Today's News

  • Need still high for bell ringers

    At various locations in Elizabethtown and Radcliff starting Monday, bells will be ringing and change will be dropped in bright red kettles as the Salvation Army’s annual Kettle Program begins.
    How much the bells will ring could depend largely on the next few days with a push for more volunteer bell ringers.
    Local Salvation Army Director Lt. Marie Inmon said about half of the 3,000 hours needed to fill the days and time slots are accounted for. The program runs through Christmas eve.

  • RISING VOICES: Point/Counterpoint: Do awareness months really increase awareness?

    One hundred sixty-seven.
    According to easilyamused.org, that's how many different cause awareness months are recognized in different parts of the United States. Although this is not an official list, this number shows one reason why cause awareness months are ineffective: There are too many.
    Cause months sound, in essence, like a good idea: raising awareness about problems that affect a large portion of people. However, with so many different causes, who could keep track?

  • HCS one of six tapped for Project PASS

    Hardin County Schools is one of a handful of districts in the nation to test a new program for middle schools.
    HCS is one of six districts piloting a Project PASS program called Junior Leadership Corps. Project PASS is a partnership between the U.S. Army and the National Association of State Boards of Education. Junior Leadership Corps allows students to take classes and extracurricular activities similar to the Junior Reserve Officers Training Corps.

  • RISING VOICES: A candidate's kid speaks

    To look at a house from the outside, you see siding, roof and windows. But this is only part of what makes up the house.
    Look inside and you find furniture, painted walls and flooring.
    A campaign is a lot like a house.
    From the outside, you only see certain aspects: signs, TV ads, endless mailers.

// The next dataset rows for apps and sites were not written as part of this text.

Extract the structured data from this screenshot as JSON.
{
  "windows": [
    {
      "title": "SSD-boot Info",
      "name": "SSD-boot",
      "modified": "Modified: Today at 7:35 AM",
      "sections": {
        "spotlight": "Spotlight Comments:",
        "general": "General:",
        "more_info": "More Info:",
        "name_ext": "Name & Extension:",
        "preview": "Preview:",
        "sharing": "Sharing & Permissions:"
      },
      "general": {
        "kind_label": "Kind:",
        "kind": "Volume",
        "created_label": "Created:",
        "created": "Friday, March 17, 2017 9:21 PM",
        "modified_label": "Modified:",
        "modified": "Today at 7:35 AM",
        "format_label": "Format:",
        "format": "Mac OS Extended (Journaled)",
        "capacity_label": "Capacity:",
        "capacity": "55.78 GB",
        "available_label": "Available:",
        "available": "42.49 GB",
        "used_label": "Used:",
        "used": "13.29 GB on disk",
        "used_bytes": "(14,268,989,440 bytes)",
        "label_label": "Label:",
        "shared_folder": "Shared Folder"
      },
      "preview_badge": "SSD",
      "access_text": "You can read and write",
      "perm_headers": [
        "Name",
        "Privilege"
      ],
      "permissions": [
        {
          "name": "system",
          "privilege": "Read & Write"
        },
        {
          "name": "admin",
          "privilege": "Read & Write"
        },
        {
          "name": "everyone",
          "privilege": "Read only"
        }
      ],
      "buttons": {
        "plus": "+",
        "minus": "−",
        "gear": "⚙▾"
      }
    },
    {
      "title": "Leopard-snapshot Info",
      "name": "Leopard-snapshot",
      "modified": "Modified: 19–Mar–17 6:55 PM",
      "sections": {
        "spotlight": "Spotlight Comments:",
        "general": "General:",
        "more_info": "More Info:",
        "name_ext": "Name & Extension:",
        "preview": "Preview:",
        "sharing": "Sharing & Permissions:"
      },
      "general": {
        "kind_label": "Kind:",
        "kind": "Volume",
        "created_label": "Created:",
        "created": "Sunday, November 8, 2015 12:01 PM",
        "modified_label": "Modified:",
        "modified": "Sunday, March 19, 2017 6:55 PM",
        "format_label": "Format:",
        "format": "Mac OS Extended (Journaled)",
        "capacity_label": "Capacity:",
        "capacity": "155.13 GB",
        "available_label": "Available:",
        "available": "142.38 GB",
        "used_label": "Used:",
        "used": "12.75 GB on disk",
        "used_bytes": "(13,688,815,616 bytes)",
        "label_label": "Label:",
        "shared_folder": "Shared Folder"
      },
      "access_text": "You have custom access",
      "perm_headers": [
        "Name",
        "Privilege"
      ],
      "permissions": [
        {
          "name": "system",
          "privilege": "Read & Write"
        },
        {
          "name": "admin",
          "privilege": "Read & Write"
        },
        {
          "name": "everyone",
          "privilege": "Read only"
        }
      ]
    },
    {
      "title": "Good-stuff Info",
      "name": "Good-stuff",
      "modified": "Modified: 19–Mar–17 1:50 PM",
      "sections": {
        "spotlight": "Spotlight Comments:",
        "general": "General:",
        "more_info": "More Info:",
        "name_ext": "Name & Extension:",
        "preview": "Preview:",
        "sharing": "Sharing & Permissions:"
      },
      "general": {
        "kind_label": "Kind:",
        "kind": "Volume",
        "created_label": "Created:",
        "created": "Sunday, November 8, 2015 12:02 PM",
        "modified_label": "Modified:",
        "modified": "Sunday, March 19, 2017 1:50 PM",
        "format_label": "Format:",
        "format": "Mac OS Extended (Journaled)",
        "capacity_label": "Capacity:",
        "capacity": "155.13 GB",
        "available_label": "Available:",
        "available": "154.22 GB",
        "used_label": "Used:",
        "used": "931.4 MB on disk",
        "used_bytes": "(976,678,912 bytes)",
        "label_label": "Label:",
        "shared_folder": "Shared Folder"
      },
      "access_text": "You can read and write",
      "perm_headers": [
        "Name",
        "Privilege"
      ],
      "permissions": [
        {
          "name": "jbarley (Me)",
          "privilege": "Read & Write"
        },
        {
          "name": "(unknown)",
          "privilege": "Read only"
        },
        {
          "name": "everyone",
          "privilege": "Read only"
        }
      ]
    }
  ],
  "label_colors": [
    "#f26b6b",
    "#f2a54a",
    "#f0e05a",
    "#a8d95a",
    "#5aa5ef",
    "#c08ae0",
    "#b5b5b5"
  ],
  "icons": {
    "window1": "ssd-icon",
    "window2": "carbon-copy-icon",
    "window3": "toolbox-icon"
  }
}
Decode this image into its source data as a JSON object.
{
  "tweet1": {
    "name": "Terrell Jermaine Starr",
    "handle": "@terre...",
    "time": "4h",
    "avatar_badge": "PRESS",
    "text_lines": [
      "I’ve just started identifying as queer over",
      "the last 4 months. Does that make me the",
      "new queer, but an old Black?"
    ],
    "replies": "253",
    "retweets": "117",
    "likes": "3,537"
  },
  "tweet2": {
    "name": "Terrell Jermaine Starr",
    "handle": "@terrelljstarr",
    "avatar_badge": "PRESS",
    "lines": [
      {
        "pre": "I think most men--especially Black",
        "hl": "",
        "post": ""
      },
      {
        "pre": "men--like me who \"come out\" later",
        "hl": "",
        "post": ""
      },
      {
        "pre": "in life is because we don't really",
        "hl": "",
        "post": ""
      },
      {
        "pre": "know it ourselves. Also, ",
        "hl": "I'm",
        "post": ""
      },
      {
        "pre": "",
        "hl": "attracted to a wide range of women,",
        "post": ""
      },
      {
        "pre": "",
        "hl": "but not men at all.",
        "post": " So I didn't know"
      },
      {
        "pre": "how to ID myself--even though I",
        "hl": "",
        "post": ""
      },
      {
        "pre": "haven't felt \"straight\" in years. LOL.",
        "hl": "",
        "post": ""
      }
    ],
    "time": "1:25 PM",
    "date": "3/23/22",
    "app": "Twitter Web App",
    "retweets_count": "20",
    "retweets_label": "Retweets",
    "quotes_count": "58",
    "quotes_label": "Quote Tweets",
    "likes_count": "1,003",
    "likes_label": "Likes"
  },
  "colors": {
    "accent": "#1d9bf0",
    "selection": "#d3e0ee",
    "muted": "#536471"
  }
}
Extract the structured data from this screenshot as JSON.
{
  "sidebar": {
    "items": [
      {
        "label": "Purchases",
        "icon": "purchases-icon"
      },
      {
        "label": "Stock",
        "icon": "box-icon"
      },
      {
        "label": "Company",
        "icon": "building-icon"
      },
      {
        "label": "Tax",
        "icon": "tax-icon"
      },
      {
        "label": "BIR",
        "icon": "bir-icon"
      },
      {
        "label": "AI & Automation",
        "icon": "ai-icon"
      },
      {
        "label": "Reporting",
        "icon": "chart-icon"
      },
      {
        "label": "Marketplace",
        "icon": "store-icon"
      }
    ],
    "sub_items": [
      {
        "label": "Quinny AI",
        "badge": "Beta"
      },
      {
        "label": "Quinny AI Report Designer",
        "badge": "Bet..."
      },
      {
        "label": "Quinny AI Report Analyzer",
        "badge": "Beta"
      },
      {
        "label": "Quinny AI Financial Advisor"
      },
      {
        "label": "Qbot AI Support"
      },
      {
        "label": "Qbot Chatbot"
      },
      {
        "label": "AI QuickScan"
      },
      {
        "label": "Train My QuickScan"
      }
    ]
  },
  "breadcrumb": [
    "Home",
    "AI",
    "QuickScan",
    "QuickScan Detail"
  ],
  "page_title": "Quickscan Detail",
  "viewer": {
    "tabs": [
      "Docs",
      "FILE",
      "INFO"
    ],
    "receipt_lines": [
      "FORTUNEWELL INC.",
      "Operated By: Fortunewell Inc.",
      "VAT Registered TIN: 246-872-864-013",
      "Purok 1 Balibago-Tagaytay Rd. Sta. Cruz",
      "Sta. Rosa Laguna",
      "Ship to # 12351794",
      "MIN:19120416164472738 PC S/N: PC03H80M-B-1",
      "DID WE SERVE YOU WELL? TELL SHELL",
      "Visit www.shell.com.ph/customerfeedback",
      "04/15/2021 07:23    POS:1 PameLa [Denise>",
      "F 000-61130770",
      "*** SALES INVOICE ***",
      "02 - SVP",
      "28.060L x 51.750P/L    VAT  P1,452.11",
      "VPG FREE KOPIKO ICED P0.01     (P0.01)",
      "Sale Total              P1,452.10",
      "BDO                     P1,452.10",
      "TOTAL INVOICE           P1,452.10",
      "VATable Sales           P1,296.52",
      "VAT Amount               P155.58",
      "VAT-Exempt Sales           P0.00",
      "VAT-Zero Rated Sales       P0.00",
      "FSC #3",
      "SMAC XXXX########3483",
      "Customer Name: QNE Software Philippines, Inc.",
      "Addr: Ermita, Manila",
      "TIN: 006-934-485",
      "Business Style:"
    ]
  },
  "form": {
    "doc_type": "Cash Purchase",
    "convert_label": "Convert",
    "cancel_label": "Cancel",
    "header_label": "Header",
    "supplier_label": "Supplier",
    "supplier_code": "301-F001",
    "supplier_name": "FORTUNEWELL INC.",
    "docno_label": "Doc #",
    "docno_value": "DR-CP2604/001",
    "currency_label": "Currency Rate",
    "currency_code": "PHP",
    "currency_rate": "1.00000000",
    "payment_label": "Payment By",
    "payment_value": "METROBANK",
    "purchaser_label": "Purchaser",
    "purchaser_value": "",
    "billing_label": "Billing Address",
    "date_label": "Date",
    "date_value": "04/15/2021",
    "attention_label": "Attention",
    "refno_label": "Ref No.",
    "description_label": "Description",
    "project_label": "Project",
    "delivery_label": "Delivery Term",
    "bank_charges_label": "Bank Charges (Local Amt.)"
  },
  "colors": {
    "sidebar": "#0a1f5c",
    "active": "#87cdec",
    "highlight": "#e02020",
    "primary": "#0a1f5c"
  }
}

But when you’re in it — when you’re really involved in a campaign — it’s so much more.
    That’s how it is for me. I am a candidate’s kid.

  • Parents welcome Luke Janusz


    Kasey Buckles and Matthew Blazejewski announce the birth of a son, Luke Janusz Blazejewski, on Aug. 22, 2010, in South Bend, Ind. He weighed 8 pounds, 11 ounces and was 21 inches long.
    His sister is Myla James Blazejewski.
    Maternal grandparents are Terry and Benita Buckles of Elizabethtown. Paternal grandparents are Janusz and Kathy Blazejewski of Villa Hills.
    Maternal great-grandparents are Ottis and Faye Highbaugh of Bonnieville and Clint and Lillian Buckles of Elizabethtown.

  • Helm family historical markers dedication is Saturday

    There will be a presentation and dedication ceremony for new historical markers giving the history of the Helm family at 10 a.m. Saturday at the Helm Cemetery on U.S. 31W North in Elizabethtown.
    The Helm Cemetery, a Hardin County historic location, is the final resting place of some of Hardin County’s most illustrious citizens, including Gov. John LaRue Helm and his son, General Ben Hardin Helm, who was killed in battle serving in the Confederate Army during the Civil War.

  • Road crews prep for winter

    Long before snow clouds darken local skies, road crews prepare for winter.
    Public works and highway departments have stockpiled salt and repaired equipment. If this season is as snowy as last, they will need to be ready.
    The county road department has nearly 2,200 tons of salt in stock, Supervisor Danny Allen said. That is about 400-500 tons more than crews used last winter — when several waves of bad weather socked the region.

  • HMH moves forward with electronic records


    Hardin Memorial Hospital’s Board of Trustees on Tuesday approved the first phase of a physician care manager system that will aid the hospital in its efforts to expand access to medical records through one integrated electronic system.

    The first phase of the project was approved at $570,000 through the Meditech system, which gradually is replacing the Eclipsys Sunrise Scanning and Archiving system the hospital has used for roughly 10 years, according to HMH President and CEO David Gray.

  • Sleep tight: Bed bug hype hits Hardin County

    The number of calls to state and local health agencies regarding bed bugs has increased significantly in recent months, but media hype could be stoking concerns as much as the tiny blood suckers themselves.
    Sara Jo Best, director of Environmental Health Services at Lincoln Trail District Health Department, said calls from throughout her agency’s seven-county region spiked a few months ago, just before the start of the school year.

  • Elizabethtown appoints new treasurer

    ELIZABETHTOWN — Elizabethtown City Council on Monday appointed a new city treasurer after a lengthy search.

    Cheryl Buhr has taken over the reins of the position formerly held by Tara Cooper, who died suddenly in June while on vacation.

    Buhr has been employed by the city since May, formerly serving as occupational tax auditor, said Elizabethtown Finance Director Steve Park.

    Park interviewed roughly a dozen people for the role, which was later narrowed to about five applicants.